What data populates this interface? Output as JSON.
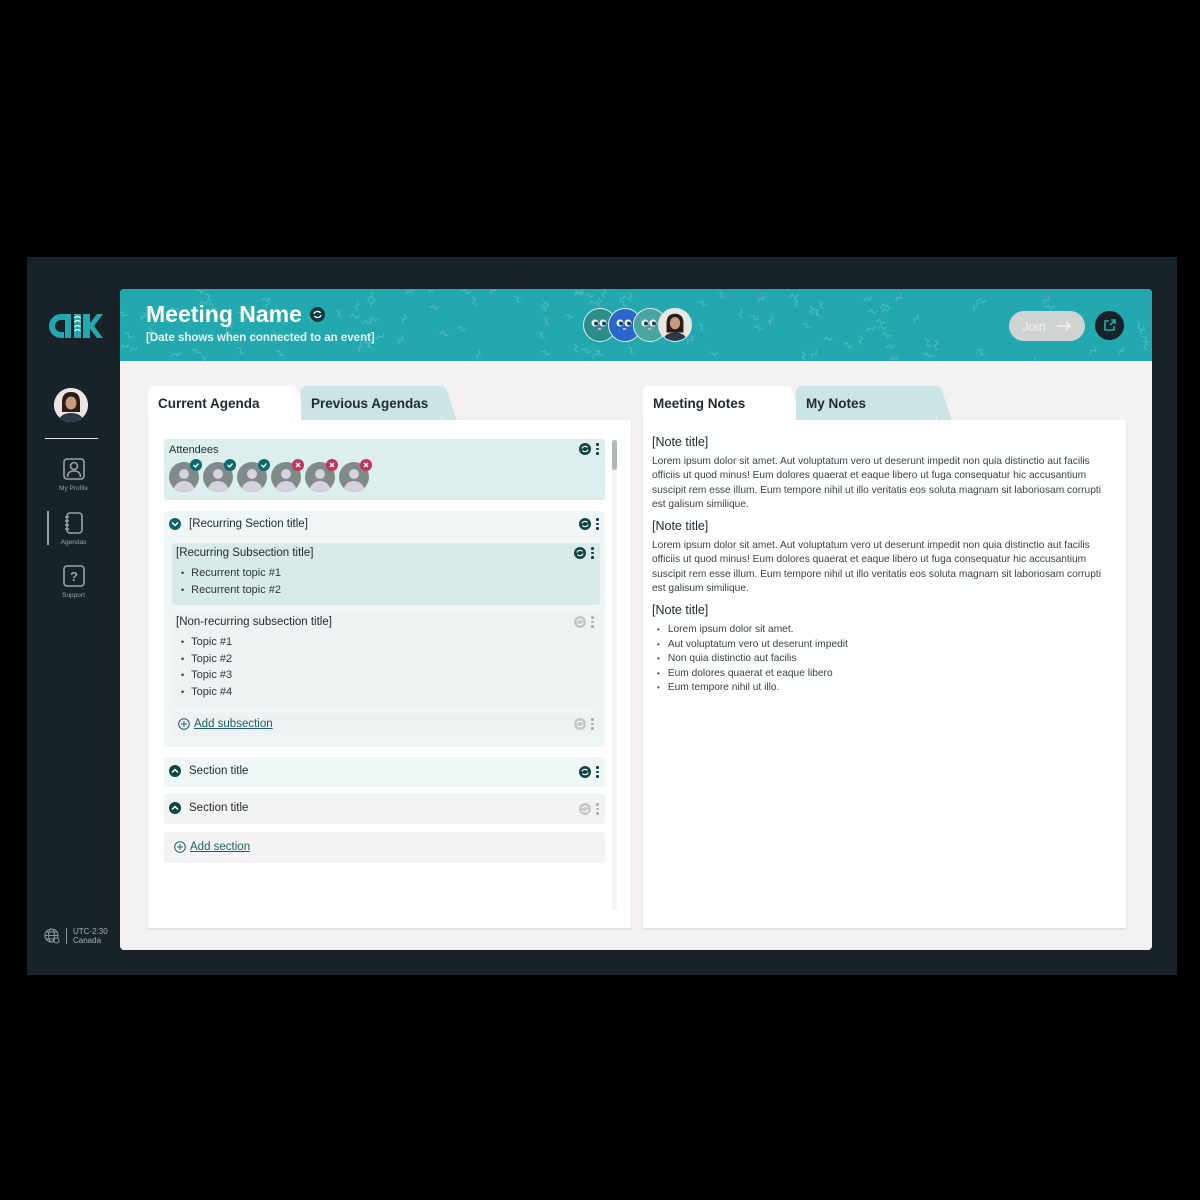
{
  "app": {
    "brand_color": "#22a8ae",
    "sidebar_bg": "#172328",
    "logo_alt": "ak logo"
  },
  "sidebar": {
    "items": [
      {
        "label": "My Profile",
        "icon": "profile-icon"
      },
      {
        "label": "Agendas",
        "icon": "notebook-icon",
        "active": true
      },
      {
        "label": "Support",
        "icon": "help-icon"
      }
    ],
    "timezone": {
      "offset": "UTC-2:30",
      "region": "Canada"
    }
  },
  "header": {
    "meeting_name": "Meeting Name",
    "date_placeholder": "[Date shows when connected to an event]",
    "join_label": "Join",
    "participants": [
      {
        "type": "cartoon",
        "color": "#2a8d89"
      },
      {
        "type": "cartoon",
        "color": "#2b66c9"
      },
      {
        "type": "cartoon",
        "color": "#4aa49f"
      },
      {
        "type": "photo"
      }
    ]
  },
  "agenda": {
    "tabs": [
      {
        "label": "Current Agenda",
        "active": true
      },
      {
        "label": "Previous Agendas",
        "active": false
      }
    ],
    "attendees_label": "Attendees",
    "attendees": [
      {
        "status": "accepted"
      },
      {
        "status": "accepted"
      },
      {
        "status": "accepted"
      },
      {
        "status": "declined"
      },
      {
        "status": "declined"
      },
      {
        "status": "declined"
      }
    ],
    "recurring_section": {
      "title": "[Recurring Section title]",
      "recurring_subsection": {
        "title": "[Recurring Subsection title]",
        "topics": [
          "Recurrent topic #1",
          "Recurrent topic #2"
        ]
      },
      "nonrecurring_subsection": {
        "title": "[Non-recurring subsection title]",
        "topics": [
          "Topic #1",
          "Topic #2",
          "Topic #3",
          "Topic #4"
        ]
      },
      "add_subsection_label": "Add subsection"
    },
    "sections": [
      {
        "title": "Section title",
        "recurring": true
      },
      {
        "title": "Section title",
        "recurring": false
      }
    ],
    "add_section_label": "Add section"
  },
  "notes": {
    "tabs": [
      {
        "label": "Meeting Notes",
        "active": true
      },
      {
        "label": "My Notes",
        "active": false
      }
    ],
    "items": [
      {
        "title": "[Note title]",
        "text": "Lorem ipsum dolor sit amet. Aut voluptatum vero ut deserunt impedit non quia distinctio aut facilis officiis ut quod minus! Eum dolores quaerat et eaque libero ut fuga consequatur hic accusantium suscipit rem esse illum. Eum tempore nihil ut illo veritatis eos soluta magnam sit laboriosam corrupti est galisum similique."
      },
      {
        "title": "[Note title]",
        "text": "Lorem ipsum dolor sit amet. Aut voluptatum vero ut deserunt impedit non quia distinctio aut facilis officiis ut quod minus! Eum dolores quaerat et eaque libero ut fuga consequatur hic accusantium suscipit rem esse illum. Eum tempore nihil ut illo veritatis eos soluta magnam sit laboriosam corrupti est galisum similique."
      },
      {
        "title": "[Note title]",
        "bullets": [
          "Lorem ipsum dolor sit amet.",
          "Aut voluptatum vero ut deserunt impedit",
          "Non quia distinctio aut facilis",
          "Eum dolores quaerat et eaque libero",
          "Eum tempore nihil ut illo."
        ]
      }
    ]
  }
}
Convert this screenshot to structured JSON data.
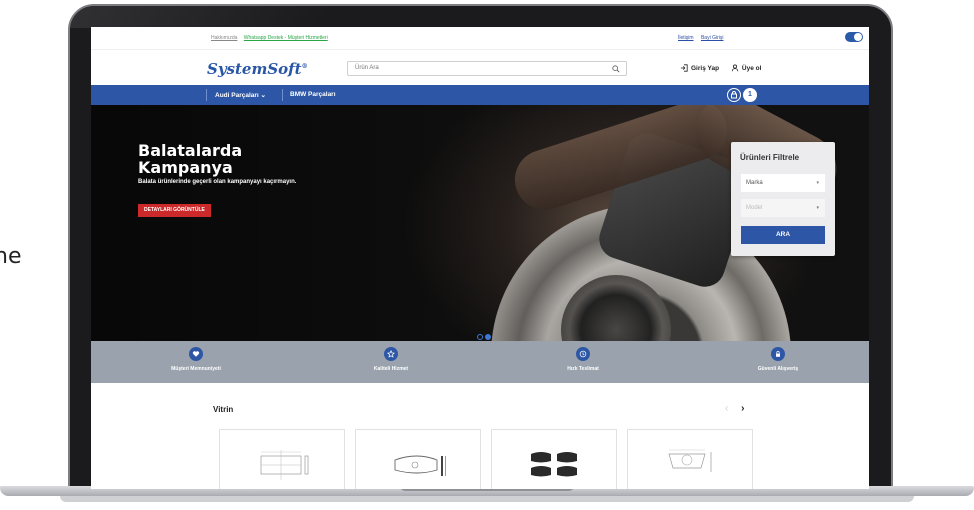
{
  "side_text": "ne",
  "topbar": {
    "links": [
      "Hakkımızda",
      "Whatsapp Destek - Müşteri Hizmetleri"
    ],
    "right_links": [
      "İletişim",
      "Bayi Girişi"
    ]
  },
  "header": {
    "logo": "SystemSoft",
    "logo_mark": "®",
    "search_placeholder": "Ürün Ara",
    "login": "Giriş Yap",
    "register": "Üye ol"
  },
  "nav": {
    "items": [
      "Audi Parçaları",
      "BMW Parçaları"
    ],
    "cart_count": "1"
  },
  "hero": {
    "title": "Balatalarda Kampanya",
    "description": "Balata ürünlerinde geçerli olan kampanyayı kaçırmayın.",
    "button": "DETAYLARI GÖRÜNTÜLE"
  },
  "filter": {
    "title": "Ürünleri Filtrele",
    "brand_placeholder": "Marka",
    "model_placeholder": "Model",
    "button": "ARA"
  },
  "features": [
    {
      "label": "Müşteri Memnuniyeti",
      "icon": "heart-icon"
    },
    {
      "label": "Kaliteli Hizmet",
      "icon": "star-icon"
    },
    {
      "label": "Hızlı Teslimat",
      "icon": "clock-icon"
    },
    {
      "label": "Güvenli Alışveriş",
      "icon": "lock-icon"
    }
  ],
  "showcase": {
    "title": "Vitrin"
  },
  "colors": {
    "brand": "#2d57a6",
    "accent_red": "#cc2a2a",
    "feature_bar": "#9aa3ad"
  }
}
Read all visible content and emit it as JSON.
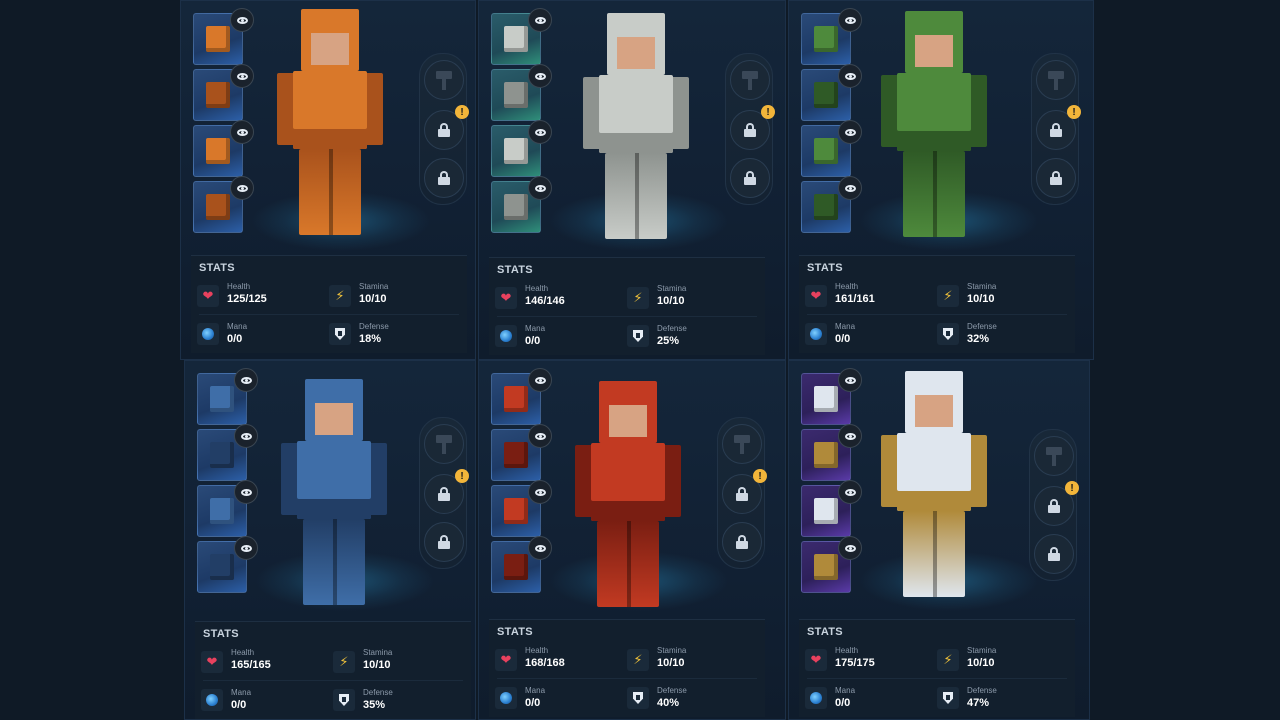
{
  "stats_title": "STATS",
  "labels": {
    "health": "Health",
    "stamina": "Stamina",
    "mana": "Mana",
    "defense": "Defense"
  },
  "icons": {
    "visibility": "eye-icon",
    "ability_locked": "lock-icon",
    "ability_craft": "hammer-icon",
    "alert": "exclamation-icon",
    "health": "heart-icon",
    "stamina": "lightning-bolt-icon",
    "mana": "mana-orb-icon",
    "defense": "shield-icon"
  },
  "alert_symbol": "!",
  "health_glyph": "❤",
  "stamina_glyph": "⚡",
  "colors": {
    "background": "#0f1a26",
    "health": "#e8415e",
    "stamina": "#f0c23a",
    "alert": "#f2b53a"
  },
  "armor_sets": [
    {
      "material": "copper",
      "slot_tint": "blue",
      "primary": "#d9782a",
      "secondary": "#a9521c",
      "stats": {
        "health": "125/125",
        "stamina": "10/10",
        "mana": "0/0",
        "defense": "18%"
      }
    },
    {
      "material": "iron",
      "slot_tint": "teal",
      "primary": "#c8ccc8",
      "secondary": "#8e938f",
      "stats": {
        "health": "146/146",
        "stamina": "10/10",
        "mana": "0/0",
        "defense": "25%"
      }
    },
    {
      "material": "jade",
      "slot_tint": "blue",
      "primary": "#4e8a3c",
      "secondary": "#2f5a26",
      "stats": {
        "health": "161/161",
        "stamina": "10/10",
        "mana": "0/0",
        "defense": "32%"
      }
    },
    {
      "material": "cobalt",
      "slot_tint": "blue",
      "primary": "#3f6ea8",
      "secondary": "#223e66",
      "stats": {
        "health": "165/165",
        "stamina": "10/10",
        "mana": "0/0",
        "defense": "35%"
      }
    },
    {
      "material": "crimson",
      "slot_tint": "blue",
      "primary": "#c23a22",
      "secondary": "#7a1e12",
      "stats": {
        "health": "168/168",
        "stamina": "10/10",
        "mana": "0/0",
        "defense": "40%"
      }
    },
    {
      "material": "mithril",
      "slot_tint": "purple",
      "primary": "#dfe6ee",
      "secondary": "#b08a3a",
      "stats": {
        "health": "175/175",
        "stamina": "10/10",
        "mana": "0/0",
        "defense": "47%"
      }
    }
  ]
}
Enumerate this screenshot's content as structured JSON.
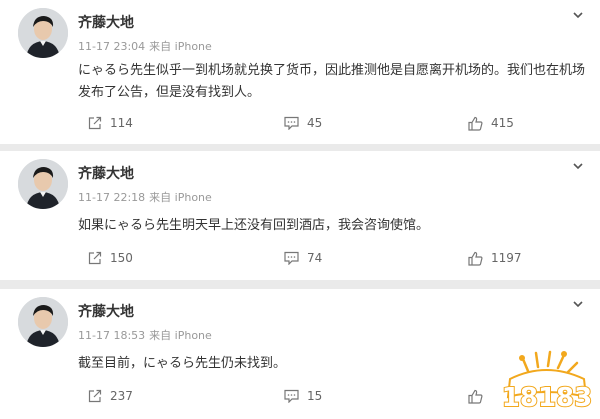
{
  "posts": [
    {
      "author": "齐藤大地",
      "time": "11-17 23:04",
      "source": "来自 iPhone",
      "text": "にゃるら先生似乎一到机场就兑换了货币，因此推测他是自愿离开机场的。我们也在机场发布了公告，但是没有找到人。",
      "shares": "114",
      "comments": "45",
      "likes": "415"
    },
    {
      "author": "齐藤大地",
      "time": "11-17 22:18",
      "source": "来自 iPhone",
      "text": "如果にゃるら先生明天早上还没有回到酒店，我会咨询使馆。",
      "shares": "150",
      "comments": "74",
      "likes": "1197"
    },
    {
      "author": "齐藤大地",
      "time": "11-17 18:53",
      "source": "来自 iPhone",
      "text": "截至目前，にゃるら先生仍未找到。",
      "shares": "237",
      "comments": "15",
      "likes": ""
    }
  ],
  "watermark": "18183",
  "icons": {
    "share": "share-icon",
    "comment": "comment-icon",
    "like": "like-icon",
    "menu": "chevron-down-icon"
  },
  "colors": {
    "background": "#eaeaea",
    "card": "#ffffff",
    "meta": "#999999",
    "watermark": "#f2a81d"
  }
}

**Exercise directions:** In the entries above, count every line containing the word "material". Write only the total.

**Task result:** 6